Logos offers a whole host of dictionaries. Some of my favorites include The Anchor Yale Bible Dictionary, the Dictionary of Deities and Demons in the Bible, and The Oxford Dictionary of the Christian Church. But perhaps my favorite are the IVP Dictionaries. We currently carry Dictionary of New Testament Background, Dictionary of the Later New Testament and Its Developments, and the IVP Dictionary of the Old Testament Bundle (2 Vols.), which includes the Dictionary of the Old Testament: Pentateuch and the Dictionary of the Old Testament: Historical Books.
Featuring top-notch scholarship, reader accessibility, and the connectivity of Logos, these dictionaries open us up to a greater awareness of the ancient world from which our Bible texts emerged.
For example, you might want to have a better handle on the ancient practice of slavery since this plays such a huge part in the Exodus story and you have a hunch it might not be the same as more recent practices of slavery. Looking at the entry for “Slave, Slavery” (pp. 778-783) in the Dictionary of the Old Testament: Pentateuch you learn
- The actual practice of slavery in the ancient near east
- Its historical place in the first five books of the Bible, and
- The history of slavery within Israel itself.
Finally, the article provides you with quick links to related topics within the dictionary and provides you with a handy bibliography if you’re wishing to pursue this avenue of study even further.

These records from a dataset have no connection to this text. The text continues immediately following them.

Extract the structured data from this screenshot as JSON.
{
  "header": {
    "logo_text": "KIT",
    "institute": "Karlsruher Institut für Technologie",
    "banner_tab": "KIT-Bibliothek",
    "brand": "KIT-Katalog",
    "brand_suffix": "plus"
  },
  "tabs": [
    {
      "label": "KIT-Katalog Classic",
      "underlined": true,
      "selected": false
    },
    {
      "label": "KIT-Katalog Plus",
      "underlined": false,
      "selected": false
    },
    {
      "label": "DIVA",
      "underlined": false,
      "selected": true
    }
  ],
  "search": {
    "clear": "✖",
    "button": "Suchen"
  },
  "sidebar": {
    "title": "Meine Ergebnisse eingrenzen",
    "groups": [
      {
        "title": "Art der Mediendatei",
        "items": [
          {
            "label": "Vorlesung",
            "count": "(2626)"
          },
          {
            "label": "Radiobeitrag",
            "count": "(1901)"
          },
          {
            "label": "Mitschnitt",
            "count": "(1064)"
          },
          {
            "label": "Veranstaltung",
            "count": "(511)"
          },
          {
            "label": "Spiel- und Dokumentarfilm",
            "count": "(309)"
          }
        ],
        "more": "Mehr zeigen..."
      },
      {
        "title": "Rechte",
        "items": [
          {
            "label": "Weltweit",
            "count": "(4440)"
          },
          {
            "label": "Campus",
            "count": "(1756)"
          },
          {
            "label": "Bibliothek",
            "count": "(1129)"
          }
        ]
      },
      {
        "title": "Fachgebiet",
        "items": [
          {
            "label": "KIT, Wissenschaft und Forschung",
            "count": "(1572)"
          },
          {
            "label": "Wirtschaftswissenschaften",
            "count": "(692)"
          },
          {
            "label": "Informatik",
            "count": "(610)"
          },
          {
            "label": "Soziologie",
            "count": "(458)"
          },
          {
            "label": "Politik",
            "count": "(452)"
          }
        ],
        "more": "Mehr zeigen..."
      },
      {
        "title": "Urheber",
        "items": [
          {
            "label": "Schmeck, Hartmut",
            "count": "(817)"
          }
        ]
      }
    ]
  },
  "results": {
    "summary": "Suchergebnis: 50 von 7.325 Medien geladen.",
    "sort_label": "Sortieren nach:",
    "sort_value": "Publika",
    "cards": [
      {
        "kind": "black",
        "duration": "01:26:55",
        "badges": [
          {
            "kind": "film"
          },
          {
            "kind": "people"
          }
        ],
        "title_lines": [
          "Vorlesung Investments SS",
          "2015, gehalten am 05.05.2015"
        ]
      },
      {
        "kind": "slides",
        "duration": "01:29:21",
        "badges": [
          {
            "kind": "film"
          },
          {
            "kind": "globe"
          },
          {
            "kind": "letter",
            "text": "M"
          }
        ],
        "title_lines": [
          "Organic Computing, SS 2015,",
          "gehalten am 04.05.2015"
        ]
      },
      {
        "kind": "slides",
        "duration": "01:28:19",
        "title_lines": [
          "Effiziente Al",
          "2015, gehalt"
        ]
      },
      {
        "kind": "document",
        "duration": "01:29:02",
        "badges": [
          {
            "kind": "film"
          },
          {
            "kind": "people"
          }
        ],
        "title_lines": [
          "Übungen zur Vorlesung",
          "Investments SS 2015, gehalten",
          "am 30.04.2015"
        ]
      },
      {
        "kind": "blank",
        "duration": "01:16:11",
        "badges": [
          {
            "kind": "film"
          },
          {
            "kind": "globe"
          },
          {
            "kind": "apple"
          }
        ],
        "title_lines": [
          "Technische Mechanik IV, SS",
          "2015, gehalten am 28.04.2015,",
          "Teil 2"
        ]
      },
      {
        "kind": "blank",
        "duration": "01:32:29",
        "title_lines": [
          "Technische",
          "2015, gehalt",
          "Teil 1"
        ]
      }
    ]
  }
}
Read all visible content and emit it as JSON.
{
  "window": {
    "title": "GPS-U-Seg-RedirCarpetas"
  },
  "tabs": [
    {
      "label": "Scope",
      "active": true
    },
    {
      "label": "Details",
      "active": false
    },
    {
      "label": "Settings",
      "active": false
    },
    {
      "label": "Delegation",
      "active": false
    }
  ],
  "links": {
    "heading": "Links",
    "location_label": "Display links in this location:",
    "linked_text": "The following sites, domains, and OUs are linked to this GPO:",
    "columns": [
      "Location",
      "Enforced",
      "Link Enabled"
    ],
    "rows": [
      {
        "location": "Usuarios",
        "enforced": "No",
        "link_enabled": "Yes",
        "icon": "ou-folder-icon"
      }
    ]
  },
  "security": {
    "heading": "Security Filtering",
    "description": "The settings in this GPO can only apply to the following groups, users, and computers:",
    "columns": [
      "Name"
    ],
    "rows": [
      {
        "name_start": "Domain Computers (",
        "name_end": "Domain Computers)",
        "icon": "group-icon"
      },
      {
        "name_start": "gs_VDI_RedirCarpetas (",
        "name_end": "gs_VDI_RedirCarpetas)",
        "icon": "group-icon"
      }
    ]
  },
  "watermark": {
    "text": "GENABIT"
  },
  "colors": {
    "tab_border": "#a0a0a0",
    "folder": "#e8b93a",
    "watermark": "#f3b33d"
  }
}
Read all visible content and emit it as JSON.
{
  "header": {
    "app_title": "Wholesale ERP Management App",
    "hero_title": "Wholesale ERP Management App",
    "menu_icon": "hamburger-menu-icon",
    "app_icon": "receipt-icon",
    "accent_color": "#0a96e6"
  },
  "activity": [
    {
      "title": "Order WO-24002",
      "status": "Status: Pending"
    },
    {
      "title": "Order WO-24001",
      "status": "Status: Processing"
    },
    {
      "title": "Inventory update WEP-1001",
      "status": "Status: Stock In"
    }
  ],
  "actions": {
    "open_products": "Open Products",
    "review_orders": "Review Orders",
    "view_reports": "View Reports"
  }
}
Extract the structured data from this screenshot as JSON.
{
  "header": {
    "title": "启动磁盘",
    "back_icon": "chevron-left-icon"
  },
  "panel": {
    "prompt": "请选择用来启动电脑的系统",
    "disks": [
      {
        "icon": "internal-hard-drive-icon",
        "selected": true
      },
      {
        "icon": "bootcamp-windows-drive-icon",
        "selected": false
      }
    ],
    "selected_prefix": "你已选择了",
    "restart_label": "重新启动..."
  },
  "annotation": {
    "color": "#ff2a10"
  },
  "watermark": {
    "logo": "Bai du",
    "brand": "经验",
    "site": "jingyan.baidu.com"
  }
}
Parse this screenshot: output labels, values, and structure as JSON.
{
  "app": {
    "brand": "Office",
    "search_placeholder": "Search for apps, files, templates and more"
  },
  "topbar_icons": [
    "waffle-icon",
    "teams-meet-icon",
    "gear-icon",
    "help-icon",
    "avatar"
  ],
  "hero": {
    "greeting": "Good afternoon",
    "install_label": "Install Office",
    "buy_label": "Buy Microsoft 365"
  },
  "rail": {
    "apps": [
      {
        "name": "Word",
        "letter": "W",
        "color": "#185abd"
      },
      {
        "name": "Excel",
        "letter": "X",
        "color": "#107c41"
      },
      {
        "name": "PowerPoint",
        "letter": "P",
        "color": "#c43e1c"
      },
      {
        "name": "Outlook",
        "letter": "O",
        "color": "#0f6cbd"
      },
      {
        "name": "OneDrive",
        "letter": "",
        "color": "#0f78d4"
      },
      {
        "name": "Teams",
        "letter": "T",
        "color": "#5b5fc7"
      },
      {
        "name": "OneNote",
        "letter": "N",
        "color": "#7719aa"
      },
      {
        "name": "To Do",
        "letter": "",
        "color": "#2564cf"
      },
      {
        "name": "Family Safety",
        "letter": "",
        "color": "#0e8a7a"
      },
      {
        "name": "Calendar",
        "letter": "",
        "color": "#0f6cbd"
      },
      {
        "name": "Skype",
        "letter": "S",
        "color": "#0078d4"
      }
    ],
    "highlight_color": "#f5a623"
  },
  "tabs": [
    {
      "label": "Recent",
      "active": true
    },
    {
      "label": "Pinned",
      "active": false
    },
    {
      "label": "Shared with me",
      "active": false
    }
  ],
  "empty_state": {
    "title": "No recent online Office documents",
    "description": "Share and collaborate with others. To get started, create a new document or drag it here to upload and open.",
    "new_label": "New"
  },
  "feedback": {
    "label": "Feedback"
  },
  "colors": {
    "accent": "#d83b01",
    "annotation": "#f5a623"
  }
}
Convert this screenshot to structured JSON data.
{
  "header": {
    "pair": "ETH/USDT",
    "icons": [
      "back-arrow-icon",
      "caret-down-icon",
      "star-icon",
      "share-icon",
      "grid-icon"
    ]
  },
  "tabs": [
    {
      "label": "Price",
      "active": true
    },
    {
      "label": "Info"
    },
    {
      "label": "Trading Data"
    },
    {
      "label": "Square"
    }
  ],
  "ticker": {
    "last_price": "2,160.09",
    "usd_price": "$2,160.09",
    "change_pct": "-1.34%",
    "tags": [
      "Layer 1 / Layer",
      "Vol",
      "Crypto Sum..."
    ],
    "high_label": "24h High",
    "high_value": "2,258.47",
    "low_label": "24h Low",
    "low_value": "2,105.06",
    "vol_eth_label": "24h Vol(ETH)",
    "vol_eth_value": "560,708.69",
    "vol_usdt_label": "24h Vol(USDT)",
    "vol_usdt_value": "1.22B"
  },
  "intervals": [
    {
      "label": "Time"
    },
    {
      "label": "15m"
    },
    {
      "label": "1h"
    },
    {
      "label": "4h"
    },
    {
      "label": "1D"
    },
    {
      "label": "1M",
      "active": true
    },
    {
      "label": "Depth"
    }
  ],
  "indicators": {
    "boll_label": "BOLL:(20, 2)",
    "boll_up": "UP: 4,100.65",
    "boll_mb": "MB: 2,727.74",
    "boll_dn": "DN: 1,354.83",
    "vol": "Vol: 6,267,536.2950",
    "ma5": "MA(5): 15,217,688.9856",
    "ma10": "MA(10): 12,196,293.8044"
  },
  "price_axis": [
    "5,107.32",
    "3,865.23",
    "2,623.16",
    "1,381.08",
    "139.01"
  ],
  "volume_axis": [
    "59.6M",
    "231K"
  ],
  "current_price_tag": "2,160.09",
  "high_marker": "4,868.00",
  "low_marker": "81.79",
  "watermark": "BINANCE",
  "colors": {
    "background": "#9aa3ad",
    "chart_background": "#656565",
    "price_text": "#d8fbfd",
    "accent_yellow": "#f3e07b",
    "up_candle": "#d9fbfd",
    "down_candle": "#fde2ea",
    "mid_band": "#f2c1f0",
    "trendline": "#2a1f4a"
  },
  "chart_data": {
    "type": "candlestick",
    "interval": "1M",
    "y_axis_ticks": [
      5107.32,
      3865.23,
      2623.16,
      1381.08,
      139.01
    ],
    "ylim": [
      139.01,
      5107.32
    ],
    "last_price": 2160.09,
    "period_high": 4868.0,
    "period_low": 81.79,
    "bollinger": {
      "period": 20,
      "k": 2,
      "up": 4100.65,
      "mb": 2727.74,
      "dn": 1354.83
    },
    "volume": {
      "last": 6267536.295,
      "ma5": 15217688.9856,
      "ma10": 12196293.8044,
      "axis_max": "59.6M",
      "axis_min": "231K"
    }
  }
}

The pages of Scripture (especially the Old Testament) are inhabited by a sometimes strange and foreign world. As we grow in our familiarity with this world, the Bible comes alive in a way that we never knew possible. And this is, of course, a great joy.